━━ INFORMATION GIVEN

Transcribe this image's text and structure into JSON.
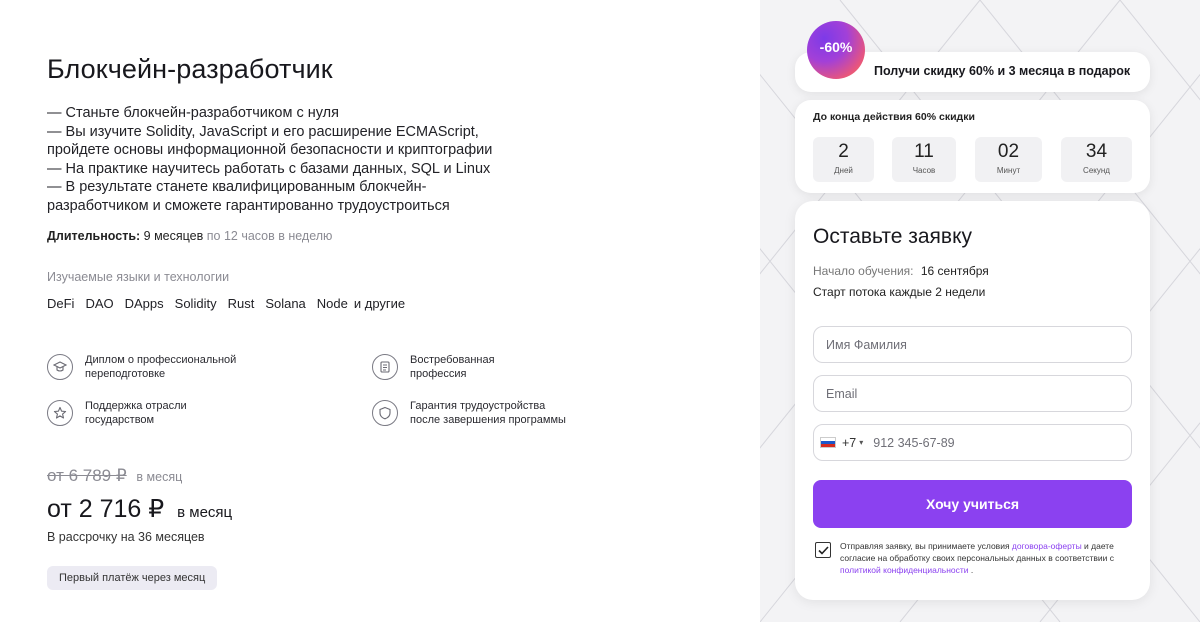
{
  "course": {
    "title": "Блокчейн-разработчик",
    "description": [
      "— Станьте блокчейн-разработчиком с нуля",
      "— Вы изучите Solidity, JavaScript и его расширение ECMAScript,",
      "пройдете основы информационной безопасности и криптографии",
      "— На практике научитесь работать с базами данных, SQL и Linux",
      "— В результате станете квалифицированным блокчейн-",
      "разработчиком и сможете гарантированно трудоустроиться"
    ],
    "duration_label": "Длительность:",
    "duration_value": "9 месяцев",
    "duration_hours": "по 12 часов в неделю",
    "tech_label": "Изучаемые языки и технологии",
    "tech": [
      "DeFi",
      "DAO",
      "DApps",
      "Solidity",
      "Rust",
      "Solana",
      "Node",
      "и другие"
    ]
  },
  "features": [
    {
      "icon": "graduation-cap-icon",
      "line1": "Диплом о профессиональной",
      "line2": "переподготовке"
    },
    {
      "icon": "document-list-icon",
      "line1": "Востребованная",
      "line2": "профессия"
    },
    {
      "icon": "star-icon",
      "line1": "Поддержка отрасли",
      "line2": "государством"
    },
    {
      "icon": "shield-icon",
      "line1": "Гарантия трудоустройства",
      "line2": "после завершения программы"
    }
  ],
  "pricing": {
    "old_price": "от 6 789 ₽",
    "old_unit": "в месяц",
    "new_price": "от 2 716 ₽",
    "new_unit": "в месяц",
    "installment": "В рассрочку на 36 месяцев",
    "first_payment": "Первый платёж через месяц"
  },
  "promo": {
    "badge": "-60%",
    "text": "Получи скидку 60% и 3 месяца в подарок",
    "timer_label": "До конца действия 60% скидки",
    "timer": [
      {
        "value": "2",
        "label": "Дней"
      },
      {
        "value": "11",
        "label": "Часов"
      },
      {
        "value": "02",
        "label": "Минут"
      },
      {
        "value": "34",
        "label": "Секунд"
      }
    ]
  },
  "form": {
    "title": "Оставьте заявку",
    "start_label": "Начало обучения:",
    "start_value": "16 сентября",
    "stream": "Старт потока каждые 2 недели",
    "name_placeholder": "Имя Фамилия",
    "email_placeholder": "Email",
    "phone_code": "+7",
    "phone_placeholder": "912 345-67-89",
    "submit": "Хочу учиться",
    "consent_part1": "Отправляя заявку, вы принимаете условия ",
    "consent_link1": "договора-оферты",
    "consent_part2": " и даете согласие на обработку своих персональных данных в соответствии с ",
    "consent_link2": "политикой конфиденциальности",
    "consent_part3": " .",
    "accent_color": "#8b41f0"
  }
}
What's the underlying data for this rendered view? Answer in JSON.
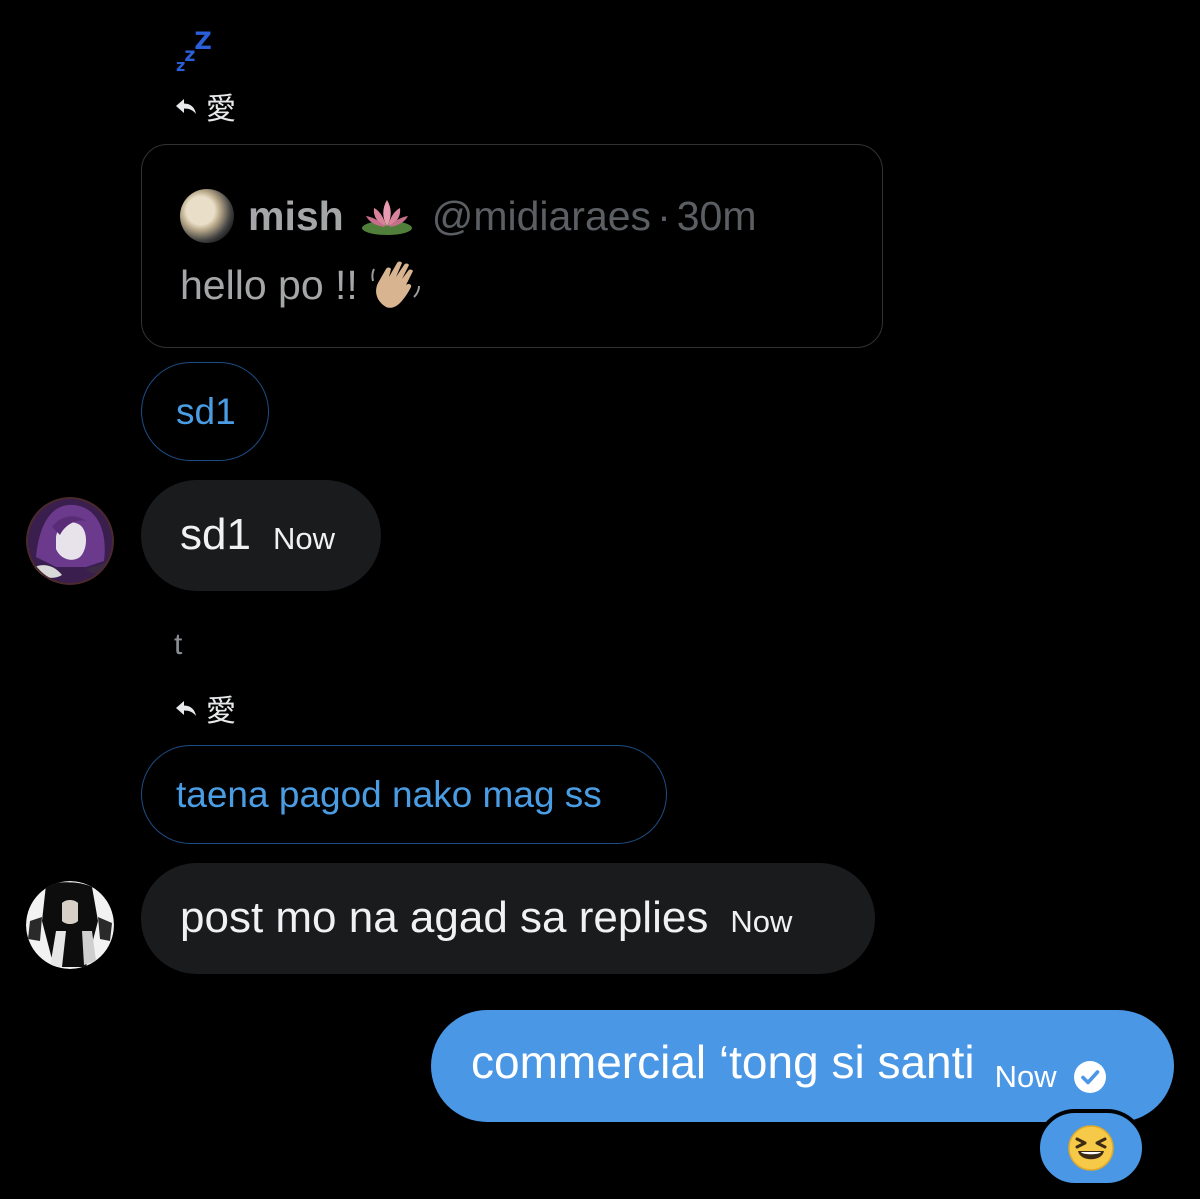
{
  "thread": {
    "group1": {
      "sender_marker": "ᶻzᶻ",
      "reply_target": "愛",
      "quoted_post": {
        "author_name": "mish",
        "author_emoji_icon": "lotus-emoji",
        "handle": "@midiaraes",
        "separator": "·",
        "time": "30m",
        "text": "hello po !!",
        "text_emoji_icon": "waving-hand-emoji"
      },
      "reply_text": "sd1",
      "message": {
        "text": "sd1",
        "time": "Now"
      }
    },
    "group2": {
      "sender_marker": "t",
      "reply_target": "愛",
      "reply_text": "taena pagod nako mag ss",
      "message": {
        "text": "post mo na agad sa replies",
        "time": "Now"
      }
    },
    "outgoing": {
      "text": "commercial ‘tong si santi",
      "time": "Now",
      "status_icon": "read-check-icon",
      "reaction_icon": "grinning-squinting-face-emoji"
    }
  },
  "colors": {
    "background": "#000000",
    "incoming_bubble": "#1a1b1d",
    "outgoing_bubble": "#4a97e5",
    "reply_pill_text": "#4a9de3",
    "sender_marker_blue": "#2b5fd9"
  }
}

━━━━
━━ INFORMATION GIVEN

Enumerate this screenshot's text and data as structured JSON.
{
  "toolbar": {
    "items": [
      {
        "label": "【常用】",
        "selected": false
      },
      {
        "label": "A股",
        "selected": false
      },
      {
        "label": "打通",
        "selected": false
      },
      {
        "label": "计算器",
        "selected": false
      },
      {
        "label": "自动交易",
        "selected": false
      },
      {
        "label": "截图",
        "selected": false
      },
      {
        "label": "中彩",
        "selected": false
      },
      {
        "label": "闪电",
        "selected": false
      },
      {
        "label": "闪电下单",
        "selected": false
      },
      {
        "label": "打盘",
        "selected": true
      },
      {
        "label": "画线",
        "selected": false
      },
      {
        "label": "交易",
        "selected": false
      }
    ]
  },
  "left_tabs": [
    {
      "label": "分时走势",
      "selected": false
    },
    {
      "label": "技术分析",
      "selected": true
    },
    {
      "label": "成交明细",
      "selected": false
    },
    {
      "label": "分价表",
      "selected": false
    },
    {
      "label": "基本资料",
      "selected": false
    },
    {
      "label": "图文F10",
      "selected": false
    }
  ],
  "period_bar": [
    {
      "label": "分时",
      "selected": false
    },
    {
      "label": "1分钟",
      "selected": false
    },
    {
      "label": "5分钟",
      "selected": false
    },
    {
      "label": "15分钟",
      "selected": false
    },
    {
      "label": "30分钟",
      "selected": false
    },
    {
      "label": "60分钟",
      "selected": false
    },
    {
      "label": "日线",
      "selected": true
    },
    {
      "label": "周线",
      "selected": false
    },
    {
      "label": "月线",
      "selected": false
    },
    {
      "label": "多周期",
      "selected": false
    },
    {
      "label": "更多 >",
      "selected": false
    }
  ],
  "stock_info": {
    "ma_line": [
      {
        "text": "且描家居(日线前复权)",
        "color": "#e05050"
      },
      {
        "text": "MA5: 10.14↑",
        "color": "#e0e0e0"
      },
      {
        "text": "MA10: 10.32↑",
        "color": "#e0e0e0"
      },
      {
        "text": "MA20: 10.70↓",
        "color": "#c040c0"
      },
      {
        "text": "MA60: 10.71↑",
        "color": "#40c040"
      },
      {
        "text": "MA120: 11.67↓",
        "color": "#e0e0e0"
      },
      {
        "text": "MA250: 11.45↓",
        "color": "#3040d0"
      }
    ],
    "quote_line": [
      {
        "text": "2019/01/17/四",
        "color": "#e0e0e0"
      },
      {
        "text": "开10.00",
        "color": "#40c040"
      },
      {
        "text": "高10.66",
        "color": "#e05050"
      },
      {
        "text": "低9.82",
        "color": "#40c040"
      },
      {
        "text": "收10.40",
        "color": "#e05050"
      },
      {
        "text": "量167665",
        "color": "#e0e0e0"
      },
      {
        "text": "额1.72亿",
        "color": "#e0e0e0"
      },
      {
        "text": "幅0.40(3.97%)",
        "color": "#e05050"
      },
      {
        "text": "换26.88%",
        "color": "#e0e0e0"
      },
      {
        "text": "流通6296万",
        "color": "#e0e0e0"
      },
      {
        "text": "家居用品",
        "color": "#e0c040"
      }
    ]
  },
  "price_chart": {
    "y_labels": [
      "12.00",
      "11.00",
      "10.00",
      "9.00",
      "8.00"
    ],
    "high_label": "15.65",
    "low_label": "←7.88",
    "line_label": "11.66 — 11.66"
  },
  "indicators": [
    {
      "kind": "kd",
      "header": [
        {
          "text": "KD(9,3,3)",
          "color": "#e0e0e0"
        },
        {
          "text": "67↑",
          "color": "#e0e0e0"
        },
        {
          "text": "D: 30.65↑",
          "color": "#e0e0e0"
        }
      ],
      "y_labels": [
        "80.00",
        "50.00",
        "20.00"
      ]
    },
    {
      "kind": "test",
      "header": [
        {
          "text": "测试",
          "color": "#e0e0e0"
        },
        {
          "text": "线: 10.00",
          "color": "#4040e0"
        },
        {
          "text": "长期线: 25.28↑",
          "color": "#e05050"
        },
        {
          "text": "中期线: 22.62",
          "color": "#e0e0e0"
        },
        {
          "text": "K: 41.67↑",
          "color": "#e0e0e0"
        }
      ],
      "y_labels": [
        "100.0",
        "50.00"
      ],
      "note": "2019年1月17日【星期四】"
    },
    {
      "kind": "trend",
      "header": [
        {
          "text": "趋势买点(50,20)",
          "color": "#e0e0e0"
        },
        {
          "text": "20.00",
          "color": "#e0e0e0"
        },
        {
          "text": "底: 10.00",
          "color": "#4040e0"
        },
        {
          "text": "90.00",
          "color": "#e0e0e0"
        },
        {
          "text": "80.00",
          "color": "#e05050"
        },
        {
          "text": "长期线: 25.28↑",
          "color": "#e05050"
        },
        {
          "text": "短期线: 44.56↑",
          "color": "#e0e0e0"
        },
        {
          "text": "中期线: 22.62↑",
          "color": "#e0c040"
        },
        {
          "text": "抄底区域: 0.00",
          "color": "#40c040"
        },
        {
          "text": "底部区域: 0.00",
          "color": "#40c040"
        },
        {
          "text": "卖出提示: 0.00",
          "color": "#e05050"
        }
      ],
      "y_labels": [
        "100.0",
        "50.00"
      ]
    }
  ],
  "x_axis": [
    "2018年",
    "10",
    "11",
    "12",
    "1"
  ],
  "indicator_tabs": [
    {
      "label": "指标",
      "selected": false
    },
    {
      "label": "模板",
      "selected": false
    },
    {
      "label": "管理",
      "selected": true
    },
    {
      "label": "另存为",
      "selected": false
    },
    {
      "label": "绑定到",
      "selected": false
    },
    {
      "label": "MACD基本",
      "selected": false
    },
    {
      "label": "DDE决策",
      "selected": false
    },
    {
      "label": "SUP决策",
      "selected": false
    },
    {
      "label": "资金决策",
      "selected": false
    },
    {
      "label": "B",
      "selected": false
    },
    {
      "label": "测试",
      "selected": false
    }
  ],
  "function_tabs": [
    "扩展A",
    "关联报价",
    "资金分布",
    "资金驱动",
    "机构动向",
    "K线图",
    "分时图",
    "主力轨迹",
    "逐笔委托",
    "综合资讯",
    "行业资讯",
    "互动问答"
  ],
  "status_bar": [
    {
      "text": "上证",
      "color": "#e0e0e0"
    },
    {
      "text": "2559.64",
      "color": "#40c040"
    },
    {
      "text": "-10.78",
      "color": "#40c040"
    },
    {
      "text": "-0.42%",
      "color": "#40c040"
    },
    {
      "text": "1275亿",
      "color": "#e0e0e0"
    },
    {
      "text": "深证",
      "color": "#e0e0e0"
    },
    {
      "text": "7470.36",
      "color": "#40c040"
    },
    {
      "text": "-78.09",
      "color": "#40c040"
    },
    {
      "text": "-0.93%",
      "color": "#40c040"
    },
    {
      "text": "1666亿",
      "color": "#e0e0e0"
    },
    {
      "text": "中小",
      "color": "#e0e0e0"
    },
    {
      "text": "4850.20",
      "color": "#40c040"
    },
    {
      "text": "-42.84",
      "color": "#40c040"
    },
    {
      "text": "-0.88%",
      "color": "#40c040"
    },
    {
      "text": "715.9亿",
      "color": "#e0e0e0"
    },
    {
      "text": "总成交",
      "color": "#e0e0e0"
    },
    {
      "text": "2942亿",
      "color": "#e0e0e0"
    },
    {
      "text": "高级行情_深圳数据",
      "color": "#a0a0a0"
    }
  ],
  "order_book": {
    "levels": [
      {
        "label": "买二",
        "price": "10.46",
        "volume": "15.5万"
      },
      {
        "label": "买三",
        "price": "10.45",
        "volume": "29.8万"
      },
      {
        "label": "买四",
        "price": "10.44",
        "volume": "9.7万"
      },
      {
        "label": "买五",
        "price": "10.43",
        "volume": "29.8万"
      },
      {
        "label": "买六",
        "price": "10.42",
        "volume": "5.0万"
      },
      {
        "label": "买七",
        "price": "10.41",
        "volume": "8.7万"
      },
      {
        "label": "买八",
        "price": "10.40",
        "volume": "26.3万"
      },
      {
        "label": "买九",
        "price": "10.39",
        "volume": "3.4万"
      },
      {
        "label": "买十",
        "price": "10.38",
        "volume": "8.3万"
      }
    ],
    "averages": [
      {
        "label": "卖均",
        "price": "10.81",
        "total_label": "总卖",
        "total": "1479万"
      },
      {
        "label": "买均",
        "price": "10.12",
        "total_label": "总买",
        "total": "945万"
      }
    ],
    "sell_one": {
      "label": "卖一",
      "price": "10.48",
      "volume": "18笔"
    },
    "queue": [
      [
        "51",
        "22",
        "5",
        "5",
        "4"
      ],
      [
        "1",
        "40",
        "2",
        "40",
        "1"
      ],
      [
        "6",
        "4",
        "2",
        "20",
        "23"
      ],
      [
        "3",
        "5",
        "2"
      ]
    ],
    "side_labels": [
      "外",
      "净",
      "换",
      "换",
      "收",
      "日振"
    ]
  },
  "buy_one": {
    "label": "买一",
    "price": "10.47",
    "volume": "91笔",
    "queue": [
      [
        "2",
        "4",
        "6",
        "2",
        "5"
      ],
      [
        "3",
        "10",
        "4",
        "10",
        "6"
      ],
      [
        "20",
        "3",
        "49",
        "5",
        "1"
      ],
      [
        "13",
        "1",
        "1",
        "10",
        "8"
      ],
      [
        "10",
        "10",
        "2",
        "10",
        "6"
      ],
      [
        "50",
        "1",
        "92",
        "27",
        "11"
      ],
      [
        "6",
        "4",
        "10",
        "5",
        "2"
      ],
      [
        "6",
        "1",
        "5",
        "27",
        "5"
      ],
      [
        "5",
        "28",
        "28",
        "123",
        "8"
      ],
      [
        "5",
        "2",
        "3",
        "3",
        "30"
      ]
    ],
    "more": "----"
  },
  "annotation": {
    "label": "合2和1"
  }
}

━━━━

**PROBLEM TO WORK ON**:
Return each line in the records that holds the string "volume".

**TASK RESULT**:
        "volume": "15.5万"
        "volume": "29.8万"
        "volume": "9.7万"
        "volume": "29.8万"
        "volume": "5.0万"
        "volume": "8.7万"
        "volume": "26.3万"
        "volume": "3.4万"
        "volume": "8.3万"
      "volume": "18笔"
    "volume": "91笔",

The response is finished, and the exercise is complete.